» **Data shown**:
++++++++++++++++++++
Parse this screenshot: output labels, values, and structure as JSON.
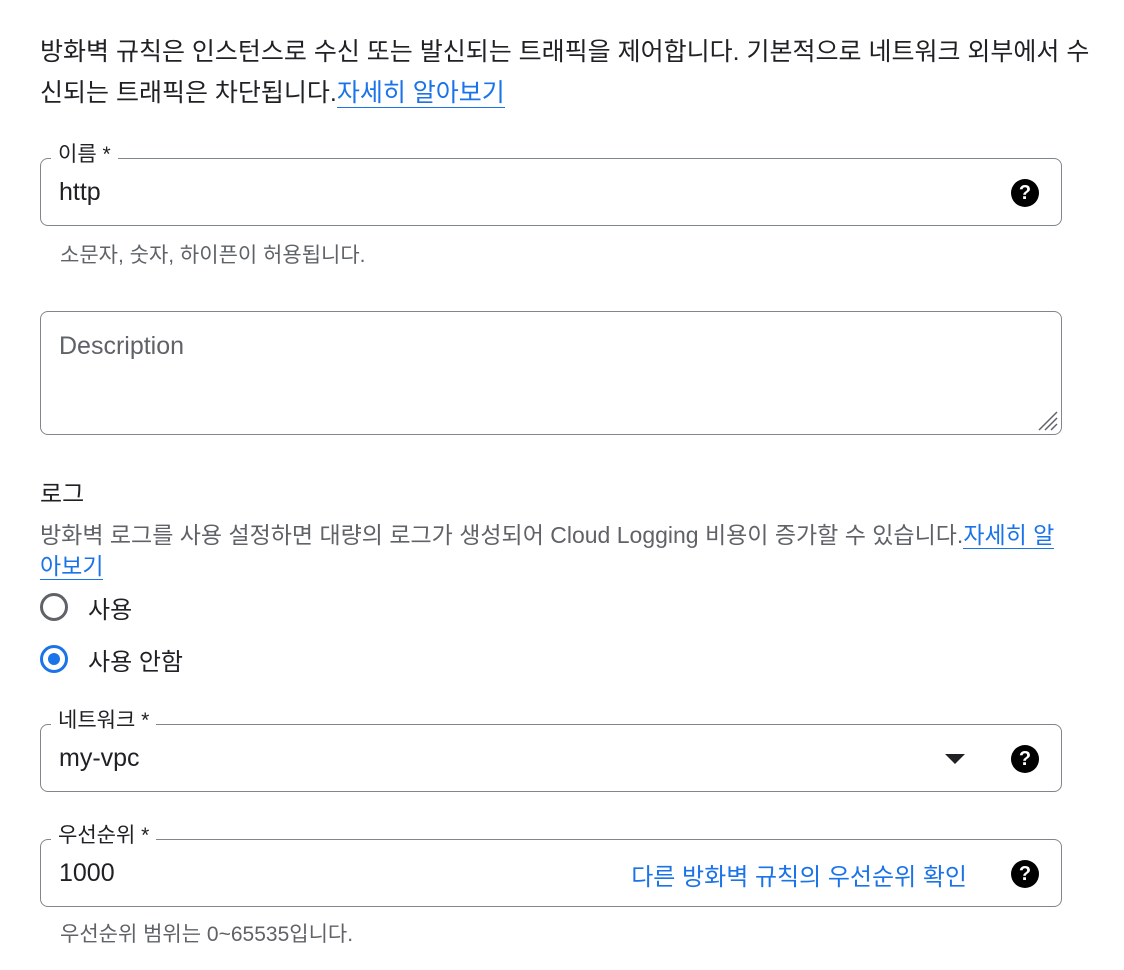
{
  "intro": {
    "text": "방화벽 규칙은 인스턴스로 수신 또는 발신되는 트래픽을 제어합니다. 기본적으로 네트워크 외부에서 수신되는 트래픽은 차단됩니다.",
    "link": "자세히 알아보기"
  },
  "name_field": {
    "label": "이름 *",
    "value": "http",
    "help_icon": "?",
    "hint": "소문자, 숫자, 하이픈이 허용됩니다."
  },
  "description_field": {
    "placeholder": "Description"
  },
  "logs": {
    "title": "로그",
    "description": "방화벽 로그를 사용 설정하면 대량의 로그가 생성되어 Cloud Logging 비용이 증가할 수 있습니다.",
    "link": "자세히 알아보기",
    "options": [
      {
        "label": "사용",
        "selected": false
      },
      {
        "label": "사용 안함",
        "selected": true
      }
    ]
  },
  "network_field": {
    "label": "네트워크 *",
    "value": "my-vpc",
    "help_icon": "?"
  },
  "priority_field": {
    "label": "우선순위 *",
    "value": "1000",
    "link": "다른 방화벽 규칙의 우선순위 확인",
    "help_icon": "?",
    "hint": "우선순위 범위는 0~65535입니다."
  },
  "colors": {
    "accent": "#1a73e8",
    "border": "#80868b",
    "text": "#202124",
    "muted_text": "#5f6368"
  }
}
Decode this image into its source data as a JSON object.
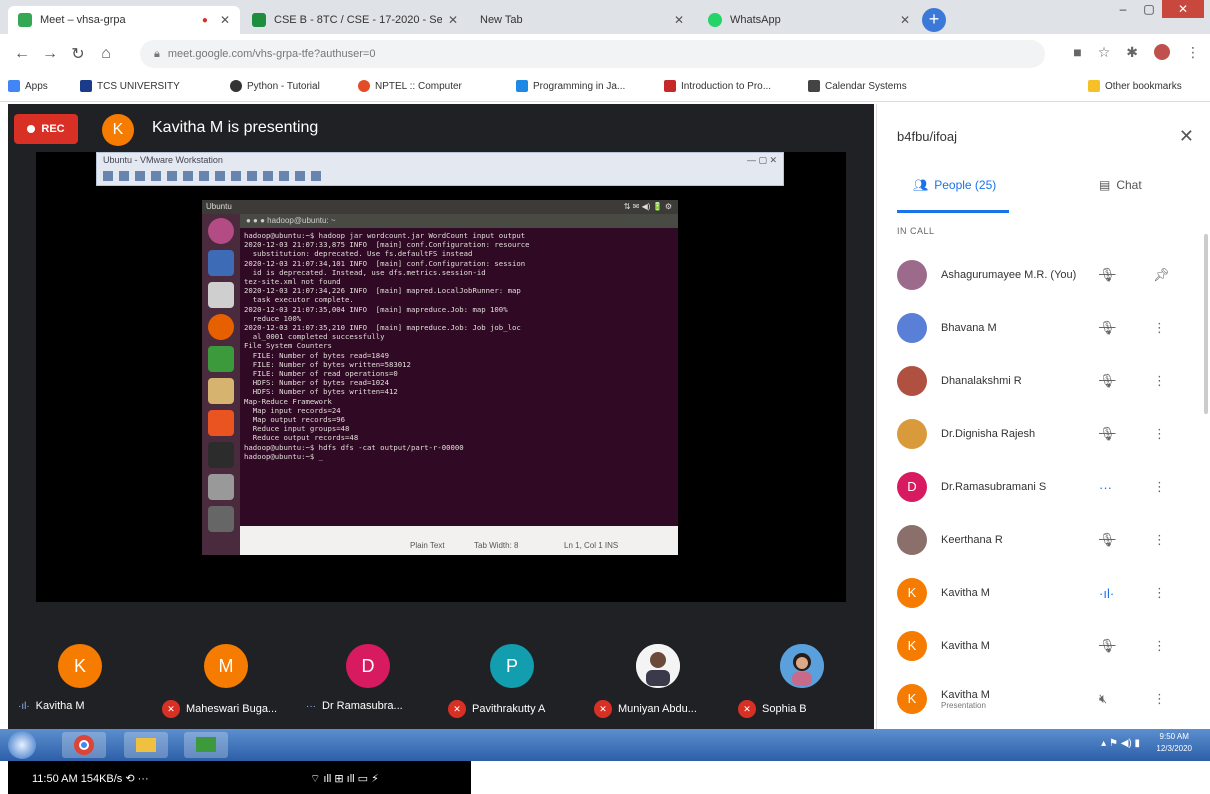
{
  "browser": {
    "tabs": [
      {
        "title": "Meet – vhsa-grpa",
        "active": true
      },
      {
        "title": "CSE B - 8TC / CSE - 17-2020 - Ses",
        "active": false
      },
      {
        "title": "New Tab",
        "active": false
      },
      {
        "title": "WhatsApp",
        "active": false
      }
    ],
    "url": "meet.google.com/vhs-grpa-tfe?authuser=0",
    "bookmarks": [
      "Apps",
      "TCS UNIVERSITY",
      "Python - Tutorial",
      "NPTEL :: Computer",
      "Programming in Ja...",
      "Introduction to Pro...",
      "Calendar Systems",
      "Other bookmarks"
    ]
  },
  "meet": {
    "rec_label": "REC",
    "presenter_initial": "K",
    "presenter_title": "Kavitha M is presenting",
    "shared_window": {
      "title": "Ubuntu - VMware Workstation",
      "terminal_title": "hadoop@ubuntu: ~",
      "terminal_lines": [
        "hadoop@ubuntu:~$ hadoop jar wordcount.jar WordCount input output",
        "2020-12-03 21:07:33,875 INFO  [main] conf.Configuration: resource",
        "  substitution: deprecated. Use fs.defaultFS instead",
        "2020-12-03 21:07:34,101 INFO  [main] conf.Configuration: session",
        "  id is deprecated. Instead, use dfs.metrics.session-id",
        "tez-site.xml not found",
        "2020-12-03 21:07:34,226 INFO  [main] mapred.LocalJobRunner: map",
        "  task executor complete.",
        "2020-12-03 21:07:35,004 INFO  [main] mapreduce.Job: map 100% ",
        "  reduce 100%",
        "2020-12-03 21:07:35,210 INFO  [main] mapreduce.Job: Job job_loc",
        "  al_0001 completed successfully",
        "File System Counters",
        "  FILE: Number of bytes read=1849",
        "  FILE: Number of bytes written=583012",
        "  FILE: Number of read operations=0",
        "  HDFS: Number of bytes read=1024",
        "  HDFS: Number of bytes written=412",
        "Map-Reduce Framework",
        "  Map input records=24",
        "  Map output records=96",
        "  Reduce input groups=48",
        "  Reduce output records=48",
        "hadoop@ubuntu:~$ hdfs dfs -cat output/part-r-00000",
        "hadoop@ubuntu:~$ _"
      ],
      "status_left": "Plain Text",
      "status_mid": "Tab Width: 8",
      "status_right": "Ln 1, Col 1   INS"
    },
    "participants_strip": [
      {
        "initial": "K",
        "name": "Kavitha M",
        "color": "#f57c00",
        "muted": false
      },
      {
        "initial": "M",
        "name": "Maheswari Buga...",
        "color": "#f57c00",
        "muted": true
      },
      {
        "initial": "D",
        "name": "Dr Ramasubra...",
        "color": "#d81b60",
        "muted": false
      },
      {
        "initial": "P",
        "name": "Pavithrakutty A",
        "color": "#129eaf",
        "muted": true
      },
      {
        "initial": "",
        "name": "Muniyan Abdu...",
        "color": "#ffffff",
        "muted": true
      },
      {
        "initial": "",
        "name": "Sophia B",
        "color": "#3b8bd0",
        "muted": true
      }
    ]
  },
  "panel": {
    "meeting_code": "b4fbu/ifoaj",
    "tab_people": "People (25)",
    "tab_chat": "Chat",
    "section_label": "IN CALL",
    "people": [
      {
        "initial": "",
        "name": "Ashagurumayee M.R. (You)",
        "sub": "",
        "color": "#9c6b8c",
        "status": "muted",
        "action": "pin"
      },
      {
        "initial": "",
        "name": "Bhavana M",
        "sub": "",
        "color": "#5a7fd6",
        "status": "muted",
        "action": "more"
      },
      {
        "initial": "",
        "name": "Dhanalakshmi R",
        "sub": "",
        "color": "#b05040",
        "status": "muted",
        "action": "more"
      },
      {
        "initial": "",
        "name": "Dr.Dignisha Rajesh",
        "sub": "",
        "color": "#d89a3a",
        "status": "muted",
        "action": "more"
      },
      {
        "initial": "D",
        "name": "Dr.Ramasubramani S",
        "sub": "",
        "color": "#d81b60",
        "status": "speaking",
        "action": "more"
      },
      {
        "initial": "",
        "name": "Keerthana R",
        "sub": "",
        "color": "#8a6f6a",
        "status": "muted",
        "action": "more"
      },
      {
        "initial": "K",
        "name": "Kavitha M",
        "sub": "",
        "color": "#f57c00",
        "status": "talking",
        "action": "more"
      },
      {
        "initial": "K",
        "name": "Kavitha M",
        "sub": "",
        "color": "#f57c00",
        "status": "muted",
        "action": "more"
      },
      {
        "initial": "K",
        "name": "Kavitha M",
        "sub": "Presentation",
        "color": "#f57c00",
        "status": "speaker-off",
        "action": "more"
      }
    ]
  },
  "taskbar": {
    "time": "9:50 AM",
    "date": "12/3/2020"
  },
  "phone_status": {
    "left": "11:50 AM  154KB/s ⟲ ···",
    "right": "⌔ ıll ⊞ ıll ▭ ⚡"
  }
}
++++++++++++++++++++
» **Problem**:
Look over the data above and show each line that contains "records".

» **Task solution**:
        "  Map input records=24",
        "  Map output records=96",
        "  Reduce output records=48",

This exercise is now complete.